[Study material]
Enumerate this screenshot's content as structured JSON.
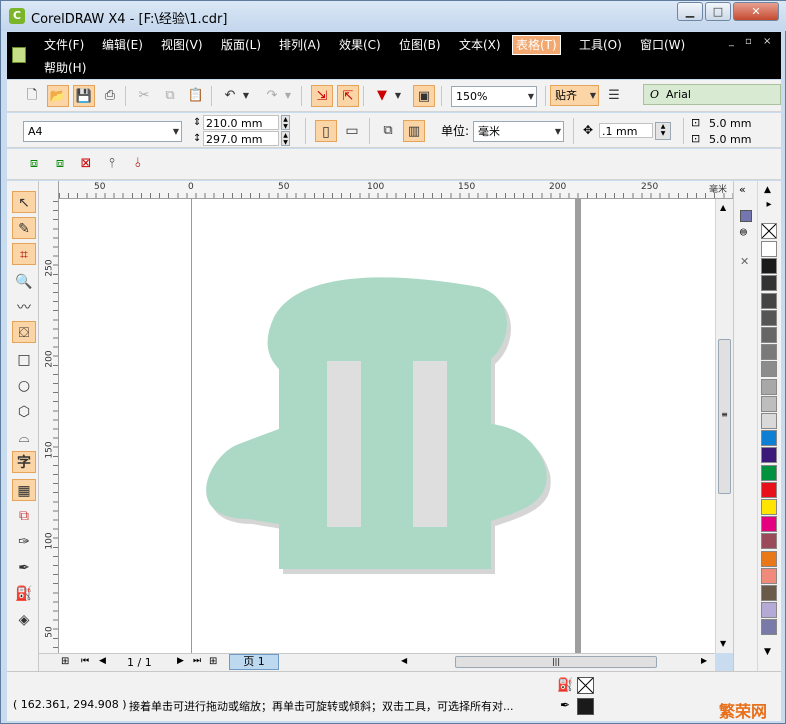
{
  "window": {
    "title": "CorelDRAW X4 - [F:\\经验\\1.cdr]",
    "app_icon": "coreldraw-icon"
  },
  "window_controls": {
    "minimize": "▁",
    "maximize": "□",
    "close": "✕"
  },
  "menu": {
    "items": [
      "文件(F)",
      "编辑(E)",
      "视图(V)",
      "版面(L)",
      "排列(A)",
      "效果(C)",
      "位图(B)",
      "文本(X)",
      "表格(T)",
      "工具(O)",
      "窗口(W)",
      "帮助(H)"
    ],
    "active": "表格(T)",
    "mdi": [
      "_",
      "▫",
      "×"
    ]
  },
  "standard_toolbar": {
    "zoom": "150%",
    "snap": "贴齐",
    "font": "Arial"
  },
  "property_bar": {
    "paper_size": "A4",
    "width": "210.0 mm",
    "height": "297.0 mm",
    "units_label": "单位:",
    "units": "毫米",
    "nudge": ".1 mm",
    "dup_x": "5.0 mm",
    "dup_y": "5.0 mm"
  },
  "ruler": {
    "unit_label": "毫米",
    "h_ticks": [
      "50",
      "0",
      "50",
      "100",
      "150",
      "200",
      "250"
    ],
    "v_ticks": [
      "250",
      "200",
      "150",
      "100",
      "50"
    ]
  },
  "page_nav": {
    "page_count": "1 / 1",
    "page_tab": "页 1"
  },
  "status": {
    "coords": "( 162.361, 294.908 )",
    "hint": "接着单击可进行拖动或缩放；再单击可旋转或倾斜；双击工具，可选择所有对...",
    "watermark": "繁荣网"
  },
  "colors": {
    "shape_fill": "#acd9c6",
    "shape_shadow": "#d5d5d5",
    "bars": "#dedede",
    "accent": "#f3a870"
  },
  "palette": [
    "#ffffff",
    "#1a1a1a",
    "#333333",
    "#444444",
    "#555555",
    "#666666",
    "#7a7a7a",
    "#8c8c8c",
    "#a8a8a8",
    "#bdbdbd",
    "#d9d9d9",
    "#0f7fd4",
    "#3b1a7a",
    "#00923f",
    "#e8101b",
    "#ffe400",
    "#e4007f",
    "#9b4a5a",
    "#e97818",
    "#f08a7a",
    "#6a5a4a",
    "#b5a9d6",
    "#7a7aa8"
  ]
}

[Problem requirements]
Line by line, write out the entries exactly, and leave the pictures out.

[Task solution]
Enumerate this screenshot's content as structured JSON.
{
  "window": {
    "title": "CorelDRAW X4 - [F:\\经验\\1.cdr]",
    "app_icon": "coreldraw-icon"
  },
  "window_controls": {
    "minimize": "▁",
    "maximize": "□",
    "close": "✕"
  },
  "menu": {
    "items": [
      "文件(F)",
      "编辑(E)",
      "视图(V)",
      "版面(L)",
      "排列(A)",
      "效果(C)",
      "位图(B)",
      "文本(X)",
      "表格(T)",
      "工具(O)",
      "窗口(W)",
      "帮助(H)"
    ],
    "active": "表格(T)",
    "mdi": [
      "_",
      "▫",
      "×"
    ]
  },
  "standard_toolbar": {
    "zoom": "150%",
    "snap": "贴齐",
    "font": "Arial"
  },
  "property_bar": {
    "paper_size": "A4",
    "width": "210.0 mm",
    "height": "297.0 mm",
    "units_label": "单位:",
    "units": "毫米",
    "nudge": ".1 mm",
    "dup_x": "5.0 mm",
    "dup_y": "5.0 mm"
  },
  "ruler": {
    "unit_label": "毫米",
    "h_ticks": [
      "50",
      "0",
      "50",
      "100",
      "150",
      "200",
      "250"
    ],
    "v_ticks": [
      "250",
      "200",
      "150",
      "100",
      "50"
    ]
  },
  "page_nav": {
    "page_count": "1 / 1",
    "page_tab": "页 1"
  },
  "status": {
    "coords": "( 162.361, 294.908 )",
    "hint": "接着单击可进行拖动或缩放；再单击可旋转或倾斜；双击工具，可选择所有对...",
    "watermark": "繁荣网"
  },
  "colors": {
    "shape_fill": "#acd9c6",
    "shape_shadow": "#d5d5d5",
    "bars": "#dedede",
    "accent": "#f3a870"
  },
  "palette": [
    "#ffffff",
    "#1a1a1a",
    "#333333",
    "#444444",
    "#555555",
    "#666666",
    "#7a7a7a",
    "#8c8c8c",
    "#a8a8a8",
    "#bdbdbd",
    "#d9d9d9",
    "#0f7fd4",
    "#3b1a7a",
    "#00923f",
    "#e8101b",
    "#ffe400",
    "#e4007f",
    "#9b4a5a",
    "#e97818",
    "#f08a7a",
    "#6a5a4a",
    "#b5a9d6",
    "#7a7aa8"
  ]
}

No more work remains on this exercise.